“I received no support,” said D’Agostino. “It was a physical impossibility to do what I did. And I cried out for help. ... Stress has never been something that has knocked me out of the ring.”

When asked if he would take his old job back in Lawrence if he wins the case, D’Agostino said he will only be able to collect monetary damages. D’Agostino said he hopes to one day retire as an city of Methuen employee.

While D’Agostino’s interview lasted about 45 minutes, Faraci’s took only 24 minutes.

The 65-year-old Haverhill resident and former assistant solicitor for the city of Haverhill is the son of a judge and the son-in-law of former Haverhill City Council President William Pike.

Faraci worked as Haverhill’s assistant solicitor from 1977 to 2009. He told councilors the position was eliminated for “purely budgetary” reasons and that he was able to work successfully with five different mayors over the course of 32 years.

“If I was able to serve under five mayors, I must have been doing something they appreciated,” said Faraci. “They saw fit to keep me on.”

Faraci said he is experienced in every aspect of municipal law and a “quick study” on new cases.

“I’ve had a very broad experience and a very long experience,” said Faraci. “I’m not going to take any long time of learning.”

Faraci said it will take him time to get familiar with “the culture of Methuen,” but being an outsider will help him provide sound legal advice.

“You need somebody that isn’t so tied to any group here,” said Faraci. “I can exercise independent judgement.”

When asked about potential time constraints given that he operates a private law firm, Faraci said he would “farm out” any work requiring litigation and cease taking on new cases. “But I’m still going to be doing my mother-in-law’s taxes,” he joked.

The search for a new city solicitor was triggered Jan. 7 when councilors voted 5 to 4 against reappointing City Solicitor Peter McQuillan to a two-year term. McQuillan will remain on the job until the council names his successor.

Twelve people applied for the job, which will pay between $87,390 and $113,144 per year. Between six and eight candidates were interviewed at a secret meeting Feb. 6, a violation of the state Open Meeting Law.

Councilor Jeanne Pappalardo cited the Open Meeting Law violation last night before voting against moving forward with a deciding vote Monday. Were the motion defeated, the solicitor search would have been reopened to attract new applicants.

“I would like to go out for a new search,” said Pappalardo. “I think it’s the cleanest way to go. I think the process was flawed.”

Voting in the minority alongside Pappalardo were councilors Jamie Atkinson, Joyce Campagnone and Lisa Ferry. Atkinson said he will also put forward a motion on Monday to reappoint McQuillan.

During his interview, D’Agostino was told by Atkinson that one of his work references, Assistant Clerk Magistrate Andrew Gradzewicz, had officially rescinded his endorsement in a letter dated yesterday.
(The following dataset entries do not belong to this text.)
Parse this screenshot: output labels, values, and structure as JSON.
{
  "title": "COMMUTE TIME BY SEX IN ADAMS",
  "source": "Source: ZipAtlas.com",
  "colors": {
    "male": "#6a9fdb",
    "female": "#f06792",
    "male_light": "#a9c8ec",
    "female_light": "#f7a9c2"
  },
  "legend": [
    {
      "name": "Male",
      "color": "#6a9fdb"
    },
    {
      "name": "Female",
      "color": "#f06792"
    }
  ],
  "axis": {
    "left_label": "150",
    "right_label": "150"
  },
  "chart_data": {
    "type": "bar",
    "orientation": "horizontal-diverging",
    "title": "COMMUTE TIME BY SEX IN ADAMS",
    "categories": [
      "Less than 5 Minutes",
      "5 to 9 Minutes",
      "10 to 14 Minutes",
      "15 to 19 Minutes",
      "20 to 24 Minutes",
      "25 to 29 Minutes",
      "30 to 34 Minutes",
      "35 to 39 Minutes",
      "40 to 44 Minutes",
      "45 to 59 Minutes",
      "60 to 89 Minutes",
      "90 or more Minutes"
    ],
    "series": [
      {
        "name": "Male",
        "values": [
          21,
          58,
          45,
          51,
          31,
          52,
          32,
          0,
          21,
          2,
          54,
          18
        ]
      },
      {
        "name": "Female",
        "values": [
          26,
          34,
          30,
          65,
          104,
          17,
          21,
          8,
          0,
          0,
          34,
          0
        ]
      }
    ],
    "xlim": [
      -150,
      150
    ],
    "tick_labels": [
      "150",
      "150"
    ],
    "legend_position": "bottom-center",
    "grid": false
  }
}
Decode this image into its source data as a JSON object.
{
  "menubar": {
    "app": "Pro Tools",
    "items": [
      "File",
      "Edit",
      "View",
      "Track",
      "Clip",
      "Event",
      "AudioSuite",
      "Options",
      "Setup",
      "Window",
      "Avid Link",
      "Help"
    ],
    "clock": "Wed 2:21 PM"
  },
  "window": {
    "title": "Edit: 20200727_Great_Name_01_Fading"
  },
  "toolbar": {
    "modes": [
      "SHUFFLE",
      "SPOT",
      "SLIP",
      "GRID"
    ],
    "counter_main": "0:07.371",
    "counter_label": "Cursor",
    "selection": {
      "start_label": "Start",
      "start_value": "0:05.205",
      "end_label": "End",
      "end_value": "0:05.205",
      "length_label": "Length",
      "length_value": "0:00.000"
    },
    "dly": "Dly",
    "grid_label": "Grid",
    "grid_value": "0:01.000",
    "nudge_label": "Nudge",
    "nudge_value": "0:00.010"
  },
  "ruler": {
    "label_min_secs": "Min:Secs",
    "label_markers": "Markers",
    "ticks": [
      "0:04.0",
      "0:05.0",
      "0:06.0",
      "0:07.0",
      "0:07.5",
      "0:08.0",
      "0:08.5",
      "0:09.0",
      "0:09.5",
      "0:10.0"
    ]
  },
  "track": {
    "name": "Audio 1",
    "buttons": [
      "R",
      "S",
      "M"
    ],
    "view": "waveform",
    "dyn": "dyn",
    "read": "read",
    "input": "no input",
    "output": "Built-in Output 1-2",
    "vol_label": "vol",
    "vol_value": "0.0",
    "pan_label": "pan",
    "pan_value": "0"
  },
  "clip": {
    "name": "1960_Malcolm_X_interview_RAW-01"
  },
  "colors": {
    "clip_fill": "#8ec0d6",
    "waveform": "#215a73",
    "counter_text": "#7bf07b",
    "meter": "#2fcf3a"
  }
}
No reason was given in the letter, which Atkinson read aloud.

“This is news to me,” said D’Agostino, who said he’s known Gradzewicz for 40 years.

D’Agostino also referenced Monday’s story in The Eagle-Tribune about his Jan. 22 letter to Fountain thanking him for a job interview. The date of the letter indicated D’Agostino was interviewed well before other applicants.

D’Agostino has said he wrote an original cover letter in response to the solicitor job opening on Jan. 22. He then used the original letter as a template to write a second March 5 letter, but never changed the date, he said.

“I didn’t meet with the subcommittee prior,” D’Agostino said last night. “If you can chide me for anything, it’s for not proofreading the letter.”